There are few moments in life that are special and close to one’s heart. Graduating from college or school sits high on that list. But today’s graduation ceremonies are not the simple affairs they used to be. There are full-fledged extravaganzas with event managers, props and the works. From uniformed gowns, caps, lighting, backdrops to lavish buffets, the ordinary “white sari” graduations have turned cool. Events manager are roped in for innovative ideas like photo props and photo booths. Schools today are ensuring that their students celebrate this event in the best way possible. With graduation time among many, we checked in to find out the cool quotient to today’s ceremonies.

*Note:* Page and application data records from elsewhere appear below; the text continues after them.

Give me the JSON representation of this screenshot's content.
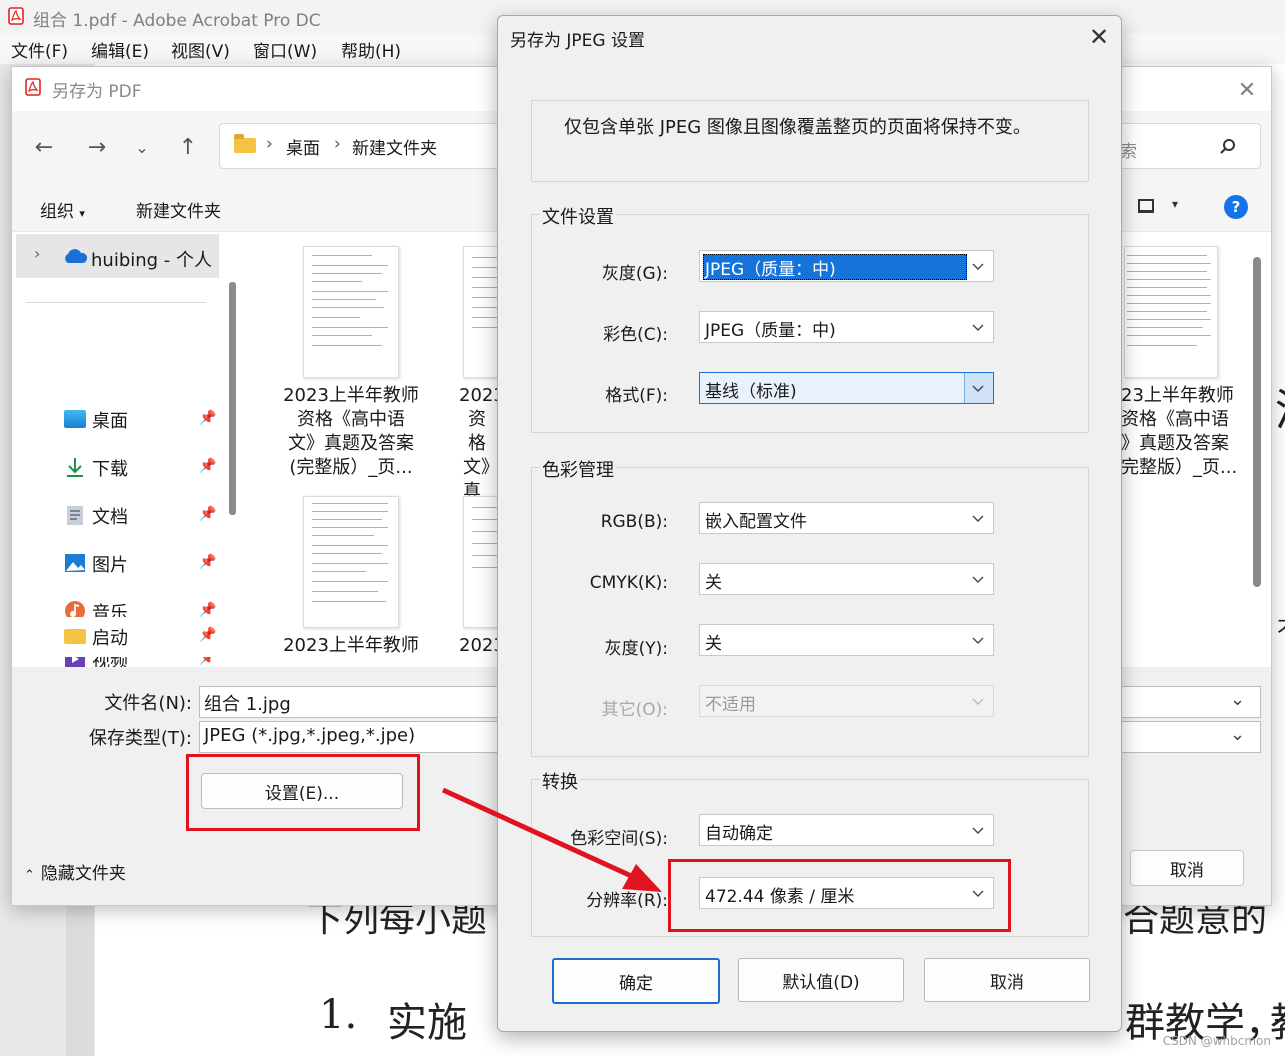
{
  "app": {
    "title": "组合 1.pdf - Adobe Acrobat Pro DC",
    "menu": [
      "文件(F)",
      "编辑(E)",
      "视图(V)",
      "窗口(W)",
      "帮助(H)"
    ],
    "doc_fragments": {
      "bottom_left": "下列每小题",
      "bottom_right": "合题意的",
      "item_number": "1.",
      "item_start": "实施",
      "item_end": "群教学，",
      "item_tail": "教",
      "right_edge": "清",
      "right_edge_small": "不"
    }
  },
  "saveas": {
    "title": "另存为 PDF",
    "breadcrumb": [
      "桌面",
      "新建文件夹"
    ],
    "search_hint": "索",
    "toolbar": {
      "organize": "组织",
      "new_folder": "新建文件夹"
    },
    "navpane": {
      "onedrive": "huibing - 个人",
      "items": [
        "桌面",
        "下载",
        "文档",
        "图片",
        "音乐",
        "视频",
        "启动"
      ]
    },
    "files": [
      {
        "line1": "2023上半年教师",
        "line2": "资格《高中语",
        "line3": "文》真题及答案",
        "line4": "(完整版）_页..."
      },
      {
        "line1": "2023_",
        "line2": "资格",
        "line3": "文》真",
        "line4": "(完整"
      },
      {
        "line1": "23上半年教师",
        "line2": "资格《高中语",
        "line3": "》真题及答案",
        "line4": "完整版）_页..."
      },
      {
        "line1": "2023上半年教师"
      },
      {
        "line1": "2023_"
      }
    ],
    "filename_label": "文件名(N):",
    "filename_value": "组合 1.jpg",
    "type_label": "保存类型(T):",
    "type_value": "JPEG (*.jpg,*.jpeg,*.jpe)",
    "settings_button": "设置(E)...",
    "cancel_button": "取消",
    "hide_folders": "隐藏文件夹"
  },
  "jpeg_dialog": {
    "title": "另存为 JPEG 设置",
    "notice": "仅包含单张 JPEG 图像且图像覆盖整页的页面将保持不变。",
    "file_settings": {
      "title": "文件设置",
      "grayscale_label": "灰度(G):",
      "grayscale_value": "JPEG（质量：中)",
      "color_label": "彩色(C):",
      "color_value": "JPEG（质量：中)",
      "format_label": "格式(F):",
      "format_value": "基线（标准)"
    },
    "color_mgmt": {
      "title": "色彩管理",
      "rgb_label": "RGB(B):",
      "rgb_value": "嵌入配置文件",
      "cmyk_label": "CMYK(K):",
      "cmyk_value": "关",
      "gray_label": "灰度(Y):",
      "gray_value": "关",
      "other_label": "其它(O):",
      "other_value": "不适用"
    },
    "conversion": {
      "title": "转换",
      "colorspace_label": "色彩空间(S):",
      "colorspace_value": "自动确定",
      "resolution_label": "分辨率(R):",
      "resolution_value": "472.44 像素 / 厘米"
    },
    "ok_button": "确定",
    "default_button": "默认值(D)",
    "cancel_button": "取消"
  },
  "watermark": "CSDN @whbcmon",
  "colors": {
    "highlight": "#e0141e",
    "accent": "#1a6fd1"
  }
}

Sapna Rao, the mother of 10th grade student Sakshi Rao who studies at Vidyashilp Academy says, “The pre-final exams were going on, so there was not much preparation from the kids’ side. They did two to three practise sessions on how to walk, and act. The event looked like it was perfectly choreographed. And it conducted in way that it helped the children bond with friends as well. It was a perfect way to say bye to friends they have made in school.” Her daughter Sakshi was thrilled that her cousin’s were able to see her graduate 10th standard, “We were asked to follow a uniform dress code. The girls wore red sarees, while boys donned red kurtas. The best part was when they gave out awards for the student of year. Right after the event, my friends and I clicked a ton of pictures.”

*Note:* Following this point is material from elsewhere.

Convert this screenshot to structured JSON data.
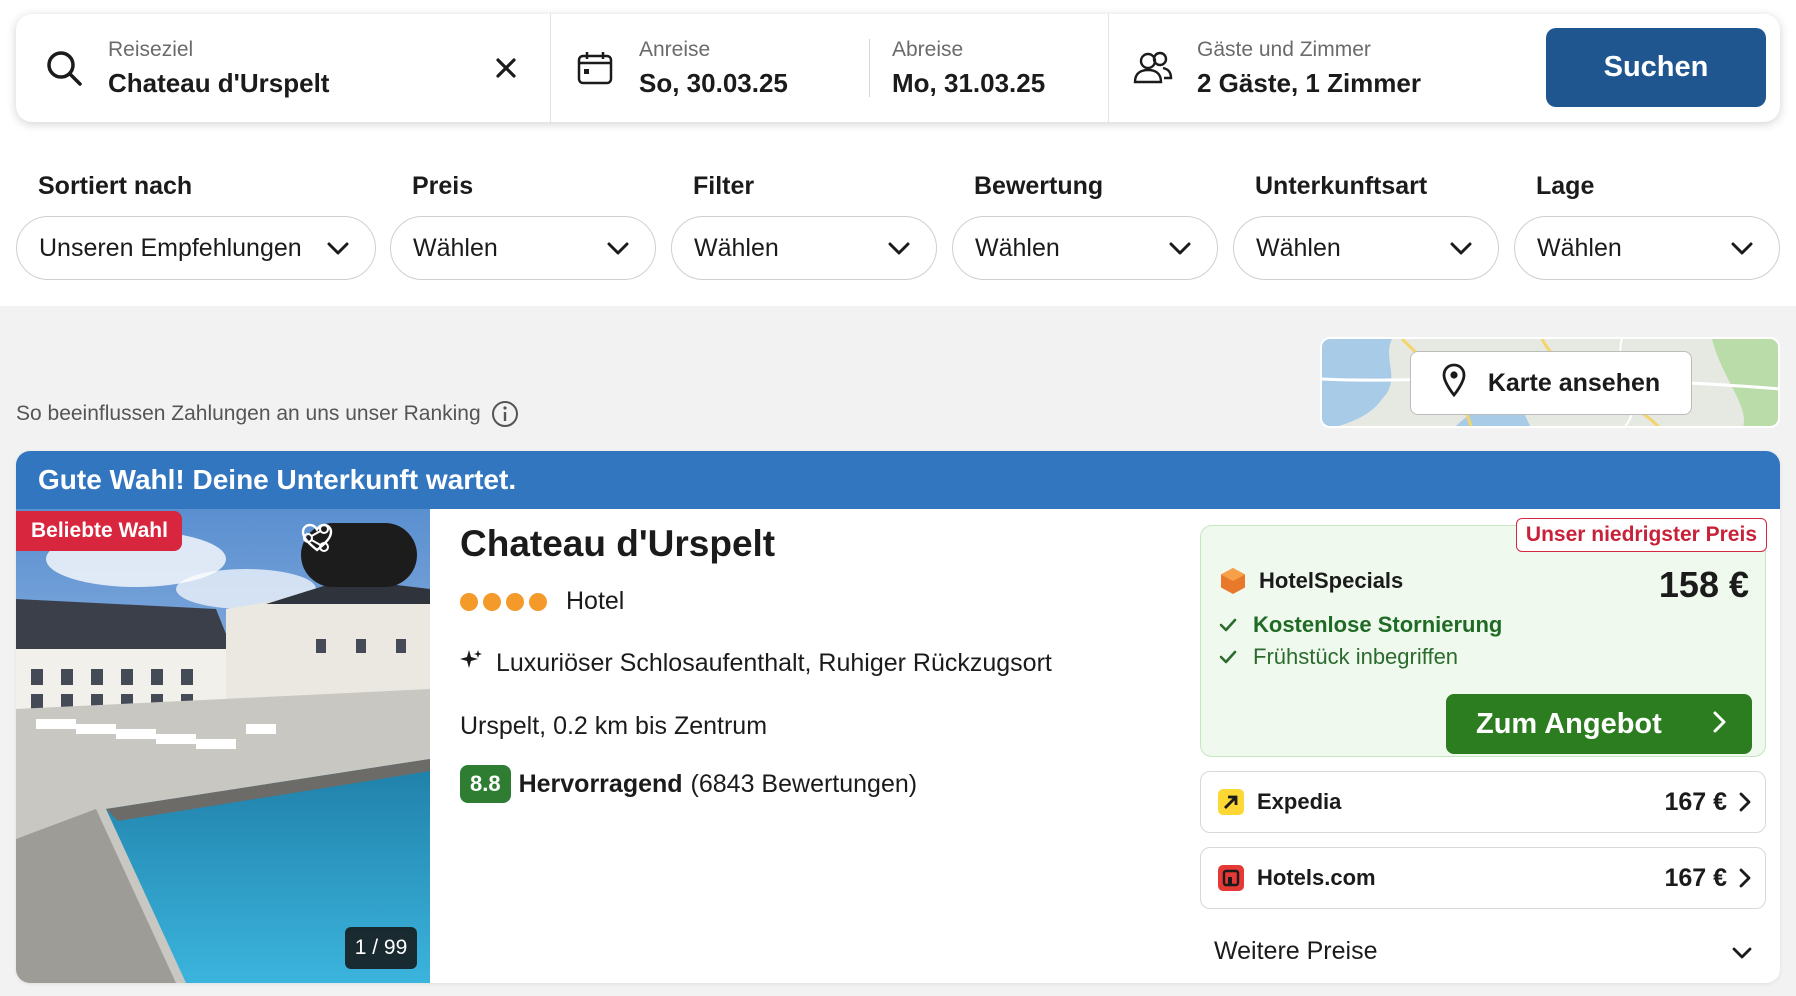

Graduation was an emotional and fun affair for Bradlee Cloney, a student in Bishop Cotton Boys School says, “I just finished my graduation on January 21, which was a combined programme for both 10th and 12th students. Graduation ceremonies at Bishop Cotton Boys are always a grand affair with everything done in style, and to perfection. We had a lot of practice and rehearsals. Our Principal John Zachariah likes everything to be perfect, and he plays an important role in all our school programmes, guiding us. Our chief guest was Dr Salman Khurshid, former cabinet minister of external affairs, who addressed the graduates. There was music, different awards were given away, and a very emotional candle lighting ceremony. The programme concluded with dinner. Experience wise, it was fun as well as emotional, everybody was excited and thrilled to graduate but at the same time, we’re all a bit sad to be leaving a school we studied at for so many years.”
It’s also a party rather than a sober affair for some, or an after party for others. Manasa P Kumar, from an event management company, says, “We do everything from backdrop, decor, sound, lighting, performance, scraps on which the kids can write messages on for each other, and more. Nowadays from what I have seen, it has become more like a party. Schools are extensively trying to make this boring event feel more and more like a party. The selfie craze has driven us to set up photo booths that kids can use to click pictures instantly, and take home as a remembrance.”
Sangeetha Maben, a teacher in the city feels, “I don’t think much has changed since the actual ceremony is still the same. Earlier students and management took pride in organising themselves, now the whole event is given to outsiders where they decide things. Memories of the event earlier were on photos but now on pen drives! For big schools, those that can afford to do things extravagantly, the concept of having an event management company plan out the entire event is possible. The ceremony is the same, but it is projected very differently by different schools.”